The government has tasked state secretary Taimar Peterkop with setting up a committee of inquiry into the circumstances of a loan granted to a Tallinn real estate development by state credit agency KredEx. Revelations Tuesday that KredEx was subject to a security services investigation, with the Center Party's secretary-general named one of five suspects, directly led to Jüri Ratas' (Center) resignation as prime minister.
The state secretary heads up the government office; following the announcement, he must set up the committee by a week today, Thursday, January 21.
KredEx issued a €39-million loan to Porto Franco in September 2020, but allegations of bribery and influence peddling which emerged on Tuesday and were directly linked to the ruling Center Party prompted Ratas' resignation in the small hours of Wednesday.

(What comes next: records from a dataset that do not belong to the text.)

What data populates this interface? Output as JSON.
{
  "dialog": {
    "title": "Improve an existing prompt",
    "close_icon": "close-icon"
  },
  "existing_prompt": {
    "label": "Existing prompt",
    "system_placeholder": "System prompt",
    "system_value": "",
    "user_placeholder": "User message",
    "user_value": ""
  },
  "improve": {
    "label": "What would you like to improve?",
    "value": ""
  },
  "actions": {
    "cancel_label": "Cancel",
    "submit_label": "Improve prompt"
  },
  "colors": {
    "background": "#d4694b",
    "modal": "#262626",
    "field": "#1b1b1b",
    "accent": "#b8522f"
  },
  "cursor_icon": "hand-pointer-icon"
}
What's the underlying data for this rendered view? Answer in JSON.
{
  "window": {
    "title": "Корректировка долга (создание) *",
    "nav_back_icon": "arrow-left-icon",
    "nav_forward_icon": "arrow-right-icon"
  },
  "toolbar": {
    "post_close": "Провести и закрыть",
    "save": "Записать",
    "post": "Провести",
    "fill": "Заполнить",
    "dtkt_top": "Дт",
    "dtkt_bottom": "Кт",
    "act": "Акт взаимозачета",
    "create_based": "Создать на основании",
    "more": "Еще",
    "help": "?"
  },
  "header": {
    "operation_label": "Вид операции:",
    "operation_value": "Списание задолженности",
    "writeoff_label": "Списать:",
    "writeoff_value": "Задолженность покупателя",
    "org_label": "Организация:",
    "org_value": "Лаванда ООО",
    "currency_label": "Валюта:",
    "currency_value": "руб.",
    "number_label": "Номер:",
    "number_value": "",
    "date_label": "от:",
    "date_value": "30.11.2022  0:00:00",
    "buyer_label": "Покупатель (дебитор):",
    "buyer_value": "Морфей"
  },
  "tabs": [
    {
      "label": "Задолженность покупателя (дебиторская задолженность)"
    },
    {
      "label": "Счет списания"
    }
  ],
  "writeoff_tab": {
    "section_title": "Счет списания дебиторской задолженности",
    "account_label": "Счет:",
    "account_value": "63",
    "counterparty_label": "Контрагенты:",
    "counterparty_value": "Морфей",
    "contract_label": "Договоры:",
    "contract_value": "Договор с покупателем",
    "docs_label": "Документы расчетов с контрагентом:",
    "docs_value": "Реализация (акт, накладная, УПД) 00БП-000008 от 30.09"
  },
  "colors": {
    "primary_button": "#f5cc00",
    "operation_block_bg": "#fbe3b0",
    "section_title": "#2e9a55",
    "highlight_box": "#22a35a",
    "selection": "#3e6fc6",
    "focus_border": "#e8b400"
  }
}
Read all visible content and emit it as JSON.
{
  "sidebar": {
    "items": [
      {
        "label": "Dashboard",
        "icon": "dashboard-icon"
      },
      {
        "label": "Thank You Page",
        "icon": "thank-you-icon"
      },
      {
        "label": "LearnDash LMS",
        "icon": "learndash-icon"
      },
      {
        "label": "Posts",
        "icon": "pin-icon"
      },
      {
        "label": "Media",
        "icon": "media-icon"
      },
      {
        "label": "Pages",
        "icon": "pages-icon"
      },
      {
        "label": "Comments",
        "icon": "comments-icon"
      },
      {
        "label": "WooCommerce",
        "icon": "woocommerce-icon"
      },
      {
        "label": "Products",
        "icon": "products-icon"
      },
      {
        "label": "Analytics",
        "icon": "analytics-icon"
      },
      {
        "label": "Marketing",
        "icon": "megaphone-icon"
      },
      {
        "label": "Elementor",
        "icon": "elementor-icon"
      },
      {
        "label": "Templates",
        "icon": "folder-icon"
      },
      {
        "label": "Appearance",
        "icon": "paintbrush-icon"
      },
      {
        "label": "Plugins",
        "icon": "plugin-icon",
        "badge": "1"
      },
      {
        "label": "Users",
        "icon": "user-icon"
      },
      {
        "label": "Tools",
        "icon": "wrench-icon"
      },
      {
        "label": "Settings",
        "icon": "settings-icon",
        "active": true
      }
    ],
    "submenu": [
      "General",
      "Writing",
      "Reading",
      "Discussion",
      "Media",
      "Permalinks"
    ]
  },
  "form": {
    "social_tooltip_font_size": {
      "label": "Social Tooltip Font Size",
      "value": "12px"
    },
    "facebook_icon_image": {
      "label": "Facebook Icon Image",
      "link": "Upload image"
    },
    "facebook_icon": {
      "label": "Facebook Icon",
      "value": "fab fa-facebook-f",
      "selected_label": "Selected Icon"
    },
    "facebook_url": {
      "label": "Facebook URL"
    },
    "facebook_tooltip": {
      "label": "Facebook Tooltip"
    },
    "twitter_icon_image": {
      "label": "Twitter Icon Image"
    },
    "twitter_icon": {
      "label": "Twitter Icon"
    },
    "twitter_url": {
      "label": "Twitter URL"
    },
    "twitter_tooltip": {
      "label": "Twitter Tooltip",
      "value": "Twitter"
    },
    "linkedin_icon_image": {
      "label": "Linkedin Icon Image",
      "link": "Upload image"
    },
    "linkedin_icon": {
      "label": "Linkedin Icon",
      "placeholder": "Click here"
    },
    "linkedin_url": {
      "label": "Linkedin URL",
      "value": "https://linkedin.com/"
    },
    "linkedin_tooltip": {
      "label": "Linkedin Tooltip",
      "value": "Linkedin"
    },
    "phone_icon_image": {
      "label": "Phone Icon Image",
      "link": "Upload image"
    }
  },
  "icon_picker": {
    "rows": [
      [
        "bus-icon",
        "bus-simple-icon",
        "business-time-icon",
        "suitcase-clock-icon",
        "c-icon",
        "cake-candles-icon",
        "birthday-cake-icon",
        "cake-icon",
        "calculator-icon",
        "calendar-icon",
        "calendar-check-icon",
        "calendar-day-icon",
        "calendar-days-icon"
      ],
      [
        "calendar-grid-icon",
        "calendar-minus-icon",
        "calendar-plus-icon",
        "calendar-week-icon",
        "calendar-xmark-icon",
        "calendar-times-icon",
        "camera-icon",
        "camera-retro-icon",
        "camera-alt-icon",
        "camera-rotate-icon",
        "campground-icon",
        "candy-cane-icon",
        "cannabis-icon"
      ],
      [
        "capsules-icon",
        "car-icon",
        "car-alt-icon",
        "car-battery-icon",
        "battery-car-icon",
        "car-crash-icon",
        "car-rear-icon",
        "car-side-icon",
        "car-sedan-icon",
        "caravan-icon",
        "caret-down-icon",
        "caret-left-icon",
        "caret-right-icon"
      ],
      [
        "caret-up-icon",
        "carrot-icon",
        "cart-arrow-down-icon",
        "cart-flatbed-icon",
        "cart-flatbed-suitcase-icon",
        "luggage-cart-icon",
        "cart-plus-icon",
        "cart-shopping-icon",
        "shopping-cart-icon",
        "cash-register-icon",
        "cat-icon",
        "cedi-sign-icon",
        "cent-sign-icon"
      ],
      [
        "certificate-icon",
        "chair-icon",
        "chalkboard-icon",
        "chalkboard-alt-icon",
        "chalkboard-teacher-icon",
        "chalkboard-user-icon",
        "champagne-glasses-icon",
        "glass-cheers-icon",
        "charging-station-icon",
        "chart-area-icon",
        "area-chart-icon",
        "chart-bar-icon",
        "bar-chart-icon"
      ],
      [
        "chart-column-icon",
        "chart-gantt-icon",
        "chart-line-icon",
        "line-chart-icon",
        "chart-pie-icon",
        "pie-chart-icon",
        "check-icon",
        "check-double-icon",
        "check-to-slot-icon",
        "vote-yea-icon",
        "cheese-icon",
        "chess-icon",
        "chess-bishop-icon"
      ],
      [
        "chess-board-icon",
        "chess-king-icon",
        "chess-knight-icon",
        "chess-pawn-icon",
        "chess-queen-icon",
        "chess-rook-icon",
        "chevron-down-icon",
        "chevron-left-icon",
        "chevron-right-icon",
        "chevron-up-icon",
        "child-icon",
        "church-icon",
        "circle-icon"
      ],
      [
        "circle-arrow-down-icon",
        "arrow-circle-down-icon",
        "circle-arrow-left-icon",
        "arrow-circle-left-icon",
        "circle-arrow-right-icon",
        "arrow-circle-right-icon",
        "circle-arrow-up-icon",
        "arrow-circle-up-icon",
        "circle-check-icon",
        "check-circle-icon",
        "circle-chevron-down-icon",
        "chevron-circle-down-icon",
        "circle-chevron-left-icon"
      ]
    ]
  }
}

While justification for the loan revolved around it being needed as a precursor to obtaining an European Bank of Reconstruction and Development (EBRD) loan, the latter offer expired after the Estonian state neglected to act on it.
Porto Franco is currently a construction site, with some buildings more-or-less finished from an external perspective; the project, which will combine retail, office, residential and leisure space close to Tallinn's harbor area when it opens, is majority-owned by Rauno Teder, the son of businessman Hillar Teder, who is one of those named as suspects.
Editor: Andrew Whyte